The good news is that things are definitely better.  Yesterday we had a very nice ride.  Derby was a lot more forward and I worked hard on staying balanced, especially as I circle to the right, since I’ve noticed that I tend to collapse to the right, causing Derby to lean inward.  I rode lots of patterns. paying attention to my balance, position and aids going left, and then maintaining those going to the right.   The quality of Derby’s trot and our balance through the turns improved.

Losgelassenheit

This long German dressage term doesn’t have an exact English translation.  It means looseness, but with suppleness, energy and throughness.  It’s hard to describe in words, but I see it now when I watch Christy ride Remy, or when she lets Liam stretch after they’ve been working.  The horses go forward with enthusiasm, but with balance.  They are on Christy’s aids, and work beautifully over their backs.  I want to do that.  And today, we came close.

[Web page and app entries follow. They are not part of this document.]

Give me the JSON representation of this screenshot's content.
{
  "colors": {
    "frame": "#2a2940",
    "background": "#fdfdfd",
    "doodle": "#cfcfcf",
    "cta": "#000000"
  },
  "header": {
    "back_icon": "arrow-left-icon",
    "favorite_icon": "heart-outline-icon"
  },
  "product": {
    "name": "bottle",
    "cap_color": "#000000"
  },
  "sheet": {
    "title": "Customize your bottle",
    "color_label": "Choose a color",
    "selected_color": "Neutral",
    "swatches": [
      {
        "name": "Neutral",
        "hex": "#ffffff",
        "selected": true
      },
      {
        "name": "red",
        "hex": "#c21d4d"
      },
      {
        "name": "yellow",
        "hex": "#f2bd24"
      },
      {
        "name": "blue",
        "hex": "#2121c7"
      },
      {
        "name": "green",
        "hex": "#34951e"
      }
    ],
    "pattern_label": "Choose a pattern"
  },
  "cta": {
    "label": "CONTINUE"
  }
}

With images of Christy’s recent beautiful rides on Remy fixed in my mind, I mounted up today, determined to build on my good ride yesterday.  Right off the bat, I had a really nice, swingy walk.  Derby was marching along with purpose and energy.  After walking around on the buckle, I  gathered up the reins and started to work on suppling.  We flexed left, flexed right and did some shallow serpentines. The contact improved, at least it felt like it did, so I decided to check.  Turning onto a long diagonal, I fed Derby some additional rein, and he stretched nicely.  I sponged the outside rein, and pushed with my inside seatbone.  He stretched a bit more.  This was a real improvement.

Circling right, I asked Derby to trot, and got a prompt response, and a decent trot. I repeated some of the suppling exercises we did at the walk.  The contact improved even more,  as did Derby’s trot.   Taking advantage of the much-improved and steady contact, I decided to work on adjustablity within the trot.  Heading into a turn on the short side, I half halted, and asked Derby to hold a smaller trot, and he did.  Turning onto the long side, I kept the contact, and increased my my post. Derby responded hugely, stepping out into a really solid, forward, ground-covering trot, pushing from behind.  I half halted into the next corner, and felt his back really come up.  Down the next long side, his trot increased in power.    For fun, we did some nice shoulder in, and Derby responded easily and willingly.

I was thrilled. Around we went, changing directions, getting quality and power both ways.  We repeated the shoulder in.  Derby’s back was up, and it felt great. so I fed him a bit more rein produce a stretch as we trotted.  I did dump him onto his forehand, but I sat up, half-halted, and we recovered.

This was, by far, the best ride I’ve had on Derby to date.  I think Christy really nailed it when she spotted the fact that my old position was blocking Derby’s forward gears.  I’m excited for my lesson tomorrow night to show the boss what we’ve found!

One week

Derby and I have been working really hard recently, and we stepped it up this week.  The quality of the work we’re doing has improved almost exponentially.  We have a long way to go, but progress is a great motivator.  I feel like we’re really starting to generate some quality movements, and I’m finally, finally starting to ride.  I’m not saying that we’re there.  Not at all.  But we’re better!

Six days ago:

Last night:

And a special thanks to Christy, who’s been tireless this week!